The annual inheritance volume in Germany (including gifts) amounts to up to 400 billion euros, as estimated by a study commissioned by the Hans Böckler Foundation in 2017.

400 billion per year. And in already affluent families, of course, more is inherited: in the top income quintile, the average is 248,000 euros, while in the lowest quintile it is only 12,000 euros.

The majority of inheritances can be transferred tax-free due to high tax-free allowances. Similarly, especially large fortunes can be classified as business assets and are exempt from taxation.

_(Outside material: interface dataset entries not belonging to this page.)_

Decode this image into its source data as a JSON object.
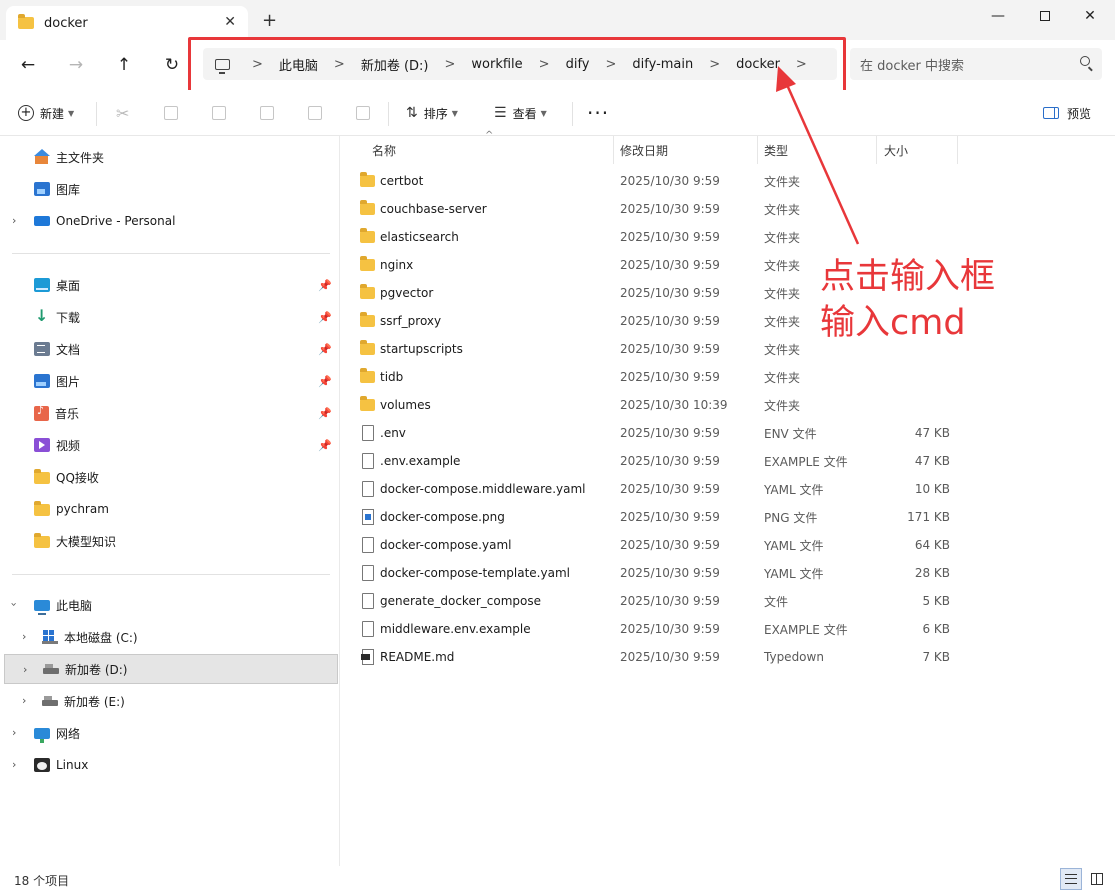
{
  "window": {
    "tab_title": "docker",
    "tab_close": "✕",
    "new_tab": "+",
    "minimize": "—",
    "close": "✕"
  },
  "nav": {
    "back": "←",
    "forward": "→",
    "up": "↑",
    "refresh": "↻"
  },
  "breadcrumb": {
    "separator": ">",
    "items": [
      "此电脑",
      "新加卷 (D:)",
      "workfile",
      "dify",
      "dify-main",
      "docker"
    ]
  },
  "search": {
    "placeholder": "在 docker 中搜索"
  },
  "toolbar": {
    "new_label": "新建",
    "sort_label": "排序",
    "view_label": "查看",
    "more_label": "···",
    "preview_label": "预览"
  },
  "sidebar": {
    "quick": [
      "主文件夹",
      "图库",
      "OneDrive - Personal"
    ],
    "pinned": [
      "桌面",
      "下载",
      "文档",
      "图片",
      "音乐",
      "视频",
      "QQ接收",
      "pychram",
      "大模型知识"
    ],
    "this_pc": "此电脑",
    "drives": [
      "本地磁盘 (C:)",
      "新加卷 (D:)",
      "新加卷 (E:)"
    ],
    "network": "网络",
    "linux": "Linux"
  },
  "columns": {
    "name": "名称",
    "date": "修改日期",
    "type": "类型",
    "size": "大小"
  },
  "files": [
    {
      "name": "certbot",
      "date": "2025/10/30 9:59",
      "type": "文件夹",
      "size": "",
      "icon": "folder-icon"
    },
    {
      "name": "couchbase-server",
      "date": "2025/10/30 9:59",
      "type": "文件夹",
      "size": "",
      "icon": "folder-icon"
    },
    {
      "name": "elasticsearch",
      "date": "2025/10/30 9:59",
      "type": "文件夹",
      "size": "",
      "icon": "folder-icon"
    },
    {
      "name": "nginx",
      "date": "2025/10/30 9:59",
      "type": "文件夹",
      "size": "",
      "icon": "folder-icon"
    },
    {
      "name": "pgvector",
      "date": "2025/10/30 9:59",
      "type": "文件夹",
      "size": "",
      "icon": "folder-icon"
    },
    {
      "name": "ssrf_proxy",
      "date": "2025/10/30 9:59",
      "type": "文件夹",
      "size": "",
      "icon": "folder-icon"
    },
    {
      "name": "startupscripts",
      "date": "2025/10/30 9:59",
      "type": "文件夹",
      "size": "",
      "icon": "folder-icon"
    },
    {
      "name": "tidb",
      "date": "2025/10/30 9:59",
      "type": "文件夹",
      "size": "",
      "icon": "folder-icon"
    },
    {
      "name": "volumes",
      "date": "2025/10/30 10:39",
      "type": "文件夹",
      "size": "",
      "icon": "folder-icon"
    },
    {
      "name": ".env",
      "date": "2025/10/30 9:59",
      "type": "ENV 文件",
      "size": "47 KB",
      "icon": "file-icon"
    },
    {
      "name": ".env.example",
      "date": "2025/10/30 9:59",
      "type": "EXAMPLE 文件",
      "size": "47 KB",
      "icon": "file-icon"
    },
    {
      "name": "docker-compose.middleware.yaml",
      "date": "2025/10/30 9:59",
      "type": "YAML 文件",
      "size": "10 KB",
      "icon": "file-icon"
    },
    {
      "name": "docker-compose.png",
      "date": "2025/10/30 9:59",
      "type": "PNG 文件",
      "size": "171 KB",
      "icon": "image-file-icon"
    },
    {
      "name": "docker-compose.yaml",
      "date": "2025/10/30 9:59",
      "type": "YAML 文件",
      "size": "64 KB",
      "icon": "file-icon"
    },
    {
      "name": "docker-compose-template.yaml",
      "date": "2025/10/30 9:59",
      "type": "YAML 文件",
      "size": "28 KB",
      "icon": "file-icon"
    },
    {
      "name": "generate_docker_compose",
      "date": "2025/10/30 9:59",
      "type": "文件",
      "size": "5 KB",
      "icon": "file-icon"
    },
    {
      "name": "middleware.env.example",
      "date": "2025/10/30 9:59",
      "type": "EXAMPLE 文件",
      "size": "6 KB",
      "icon": "file-icon"
    },
    {
      "name": "README.md",
      "date": "2025/10/30 9:59",
      "type": "Typedown",
      "size": "7 KB",
      "icon": "markdown-file-icon"
    }
  ],
  "annotation": {
    "line1": "点击输入框",
    "line2": "输入cmd",
    "color": "#e8373a"
  },
  "status": {
    "count": "18 个项目"
  },
  "colors": {
    "accent": "#2a74d0",
    "annotation_red": "#e8373a",
    "folder": "#f5c242"
  }
}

Viennese resident Marlene Engelhorn, descendant of BASF founder Friedrich Engelhorn, inherited a substantial fortune from her grandmother, as reported by the Süddeutsche Zeitung, which recently interviewed her. “But Engelhorn, who is also involved with the taxmenow initiative, does not want the inheritance. She is determined to donate 90% of it—around 25 million euros—to the public.”

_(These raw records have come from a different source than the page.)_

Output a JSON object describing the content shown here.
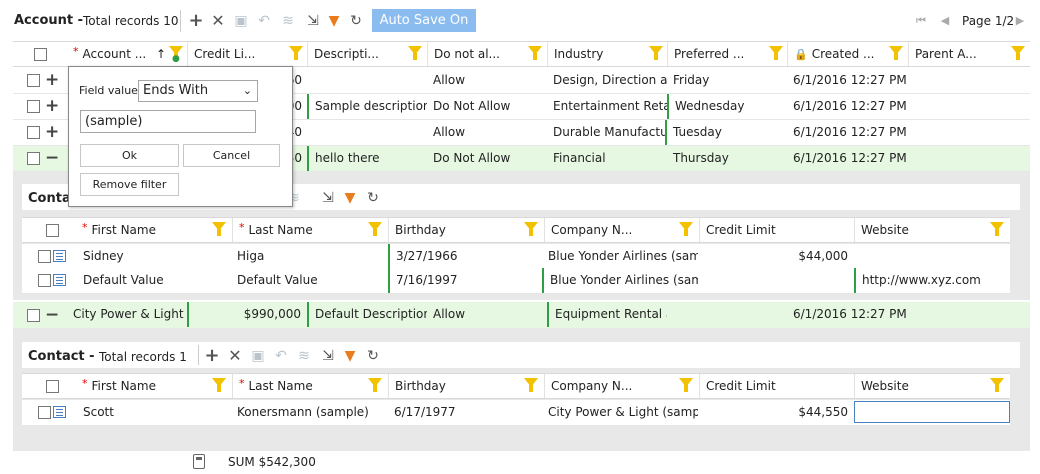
{
  "main": {
    "title": "Account -",
    "total": "Total records 10",
    "autosave": "Auto Save On",
    "page": "Page 1/2",
    "columns": [
      "Account ...",
      "Credit Li...",
      "Descripti...",
      "Do not al...",
      "Industry",
      "Preferred ...",
      "Created ...",
      "Parent A..."
    ],
    "rows": [
      {
        "credit": "60",
        "desc": "",
        "donot": "Allow",
        "industry": "Design, Direction an...",
        "preferred": "Friday",
        "created": "6/1/2016 12:27 PM"
      },
      {
        "credit": "00",
        "desc": "Sample description",
        "donot": "Do Not Allow",
        "industry": "Entertainment Retail",
        "preferred": "Wednesday",
        "created": "6/1/2016 12:27 PM"
      },
      {
        "credit": "40",
        "desc": "",
        "donot": "Allow",
        "industry": "Durable Manufactur...",
        "preferred": "Tuesday",
        "created": "6/1/2016 12:27 PM"
      },
      {
        "credit": "50",
        "desc": "hello there",
        "donot": "Do Not Allow",
        "industry": "Financial",
        "preferred": "Thursday",
        "created": "6/1/2016 12:27 PM"
      }
    ],
    "row5": {
      "account": "City Power & Light ...",
      "credit": "$990,000",
      "desc": "Default Description",
      "donot": "Allow",
      "industry": "Equipment Rental a...",
      "created": "6/1/2016 12:27 PM"
    },
    "sum": "SUM $542,300"
  },
  "contact1": {
    "title": "Conta",
    "columns": [
      "First Name",
      "Last Name",
      "Birthday",
      "Company N...",
      "Credit Limit",
      "Website"
    ],
    "rows": [
      {
        "first": "Sidney",
        "last": "Higa",
        "birthday": "3/27/1966",
        "company": "Blue Yonder Airlines (samp...",
        "credit": "$44,000",
        "website": ""
      },
      {
        "first": "Default Value",
        "last": "Default Value",
        "birthday": "7/16/1997",
        "company": "Blue Yonder Airlines (samp...",
        "credit": "",
        "website": "http://www.xyz.com"
      }
    ]
  },
  "contact2": {
    "title": "Contact -",
    "total": "Total records 1",
    "columns": [
      "First Name",
      "Last Name",
      "Birthday",
      "Company N...",
      "Credit Limit",
      "Website"
    ],
    "rows": [
      {
        "first": "Scott",
        "last": "Konersmann (sample)",
        "birthday": "6/17/1977",
        "company": "City Power & Light (sampl...",
        "credit": "$44,550",
        "website": ""
      }
    ]
  },
  "filter_popup": {
    "label": "Field value",
    "operator": "Ends With",
    "value": "(sample)",
    "ok": "Ok",
    "cancel": "Cancel",
    "remove": "Remove filter"
  }
}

Now the heiress has found an unusual solution for herself but says, “Honestly, I would have been happier if I could have paid taxes on my wealth.” In an earlier debate with SZ, she advocated, “We need better inheritance tax, wealth and gift tax, and a progressive capital gains tax. It is also crucial to adequately equip tax authorities, as a lot of money is lost due to tax evasion, avoidance, and flight.” For her, an inheritance is “the money of my grandparents, who owe it to the work of countless people who despite their work get nothing from it.”

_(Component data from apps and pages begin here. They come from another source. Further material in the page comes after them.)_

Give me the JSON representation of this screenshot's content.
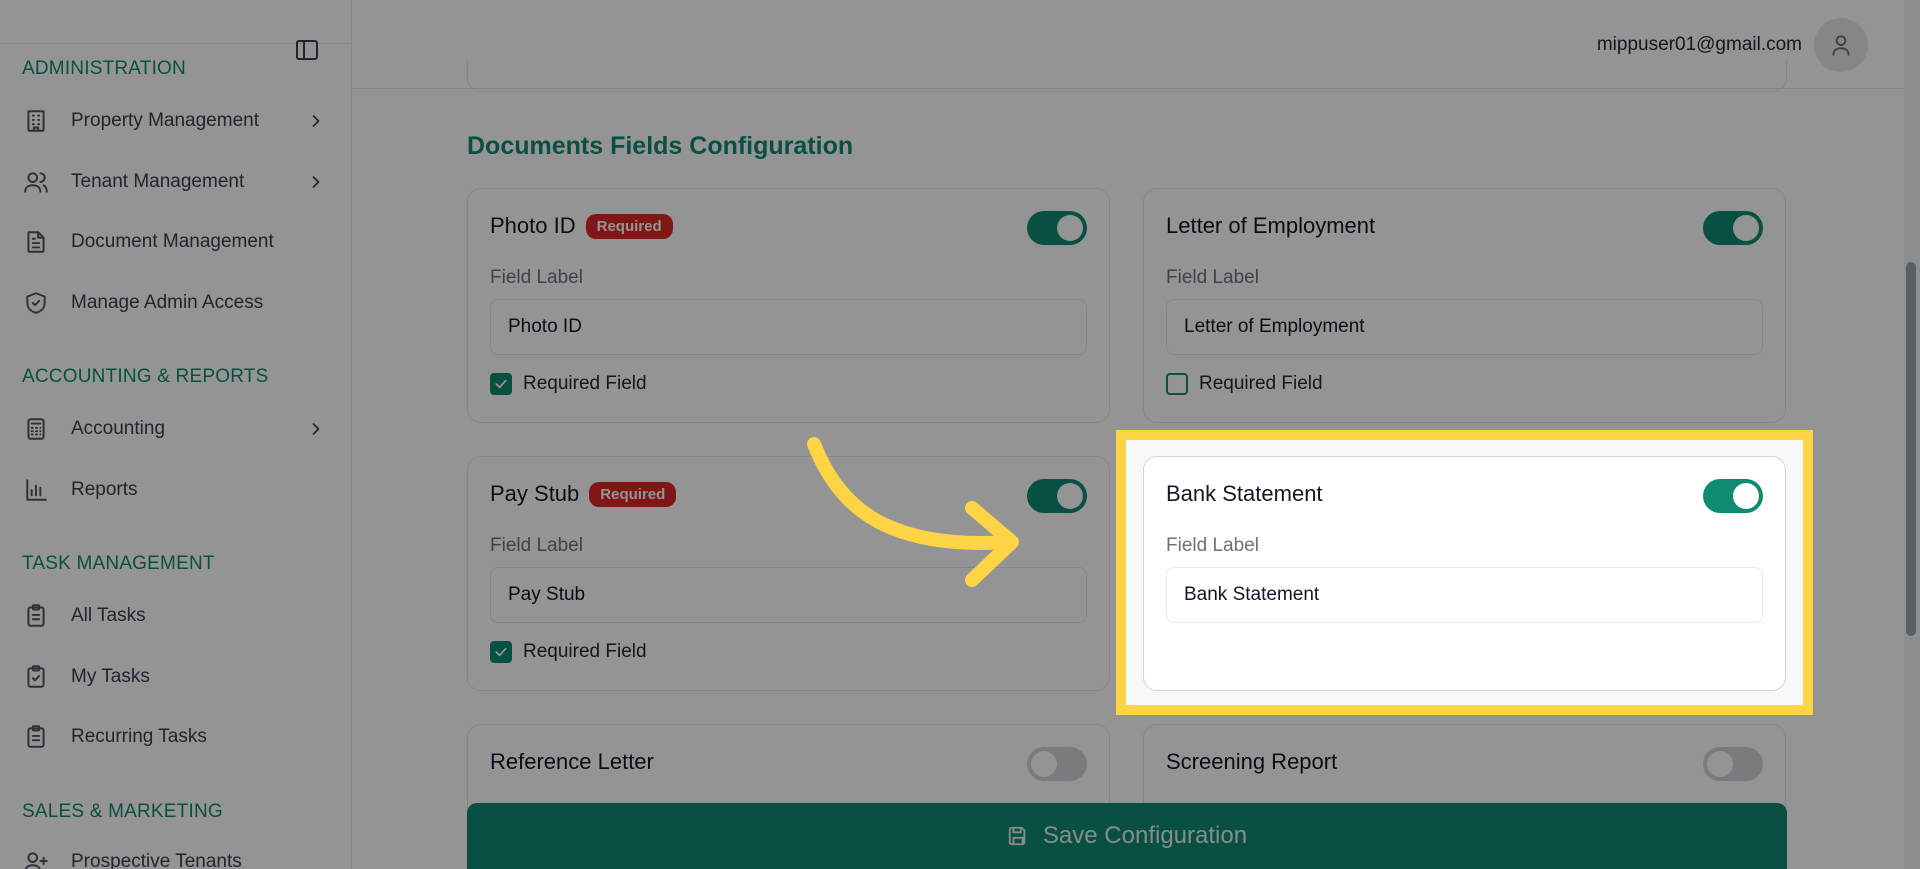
{
  "sidebar": {
    "sections": [
      {
        "title": "ADMINISTRATION"
      },
      {
        "title": "ACCOUNTING & REPORTS"
      },
      {
        "title": "TASK MANAGEMENT"
      },
      {
        "title": "SALES & MARKETING"
      }
    ],
    "items": [
      {
        "label": "Property Management",
        "icon": "building-icon",
        "has_chevron": true
      },
      {
        "label": "Tenant Management",
        "icon": "users-icon",
        "has_chevron": true
      },
      {
        "label": "Document Management",
        "icon": "document-icon",
        "has_chevron": false
      },
      {
        "label": "Manage Admin Access",
        "icon": "shield-check-icon",
        "has_chevron": false
      },
      {
        "label": "Accounting",
        "icon": "calculator-icon",
        "has_chevron": true
      },
      {
        "label": "Reports",
        "icon": "bar-chart-icon",
        "has_chevron": false
      },
      {
        "label": "All Tasks",
        "icon": "clipboard-list-icon",
        "has_chevron": false
      },
      {
        "label": "My Tasks",
        "icon": "clipboard-check-icon",
        "has_chevron": false
      },
      {
        "label": "Recurring Tasks",
        "icon": "clipboard-list-icon",
        "has_chevron": false
      },
      {
        "label": "Prospective Tenants",
        "icon": "user-plus-icon",
        "has_chevron": false
      }
    ]
  },
  "header": {
    "user_email": "mippuser01@gmail.com"
  },
  "main": {
    "title": "Documents Fields Configuration",
    "field_label_text": "Field Label",
    "required_field_text": "Required Field",
    "required_badge": "Required",
    "cards": [
      {
        "title": "Photo ID",
        "enabled": true,
        "required": true,
        "value": "Photo ID"
      },
      {
        "title": "Letter of Employment",
        "enabled": true,
        "required": false,
        "value": "Letter of Employment"
      },
      {
        "title": "Pay Stub",
        "enabled": true,
        "required": true,
        "value": "Pay Stub"
      },
      {
        "title": "Bank Statement",
        "enabled": true,
        "required": false,
        "value": "Bank Statement"
      },
      {
        "title": "Reference Letter",
        "enabled": false,
        "required": false,
        "value": ""
      },
      {
        "title": "Screening Report",
        "enabled": false,
        "required": false,
        "value": ""
      }
    ],
    "save_label": "Save Configuration"
  },
  "colors": {
    "accent": "#0f8a73",
    "required_badge": "#dc2626",
    "highlight": "#fdd444"
  }
}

Now, Engelhorn is organizing, together with the Foresight Institute, a citizens’ council consisting of 50 individuals representative of the Austrian population. The “Good Advice for Redistribution” is supposed to decide on the distribution of the wealth.

“I don’t focus so much on the result, the process is particularly important to me. (…) The process is as democratic, participatory, and representative as possible. (…) The whole thing is definitely more democratic than if I alone decide what happens with the money,” says Engelhorn.

Why not just donate it? Donating has a power component that cannot be justified. Donating would reproduce one’s own prejudices and blind spots, one’s own power. This contradicts the democratic idea.

“We as a society should not hand over such large inheritances to anyone unchecked, untaxed, and without transparency,” says Engelhorn.

The latest Oxfam Inequality Report has once again made it clear “that wealth poses a great danger to democracy. At the same time, there is a high level of media interest in the topic of #wealthtaxation. (…) More and more people understand how distribution works, and that it is the result of political decisions that we can change.”

herVIEW - Natascha Hoffner

Posted by Natascha Hoffner, Founder & CEO of herCAREER, WiWo columnist, LinkedIn TOP Voice 2020, W&V 2019 – 100 Köpfe
published on LinkedIn on 15.02.2024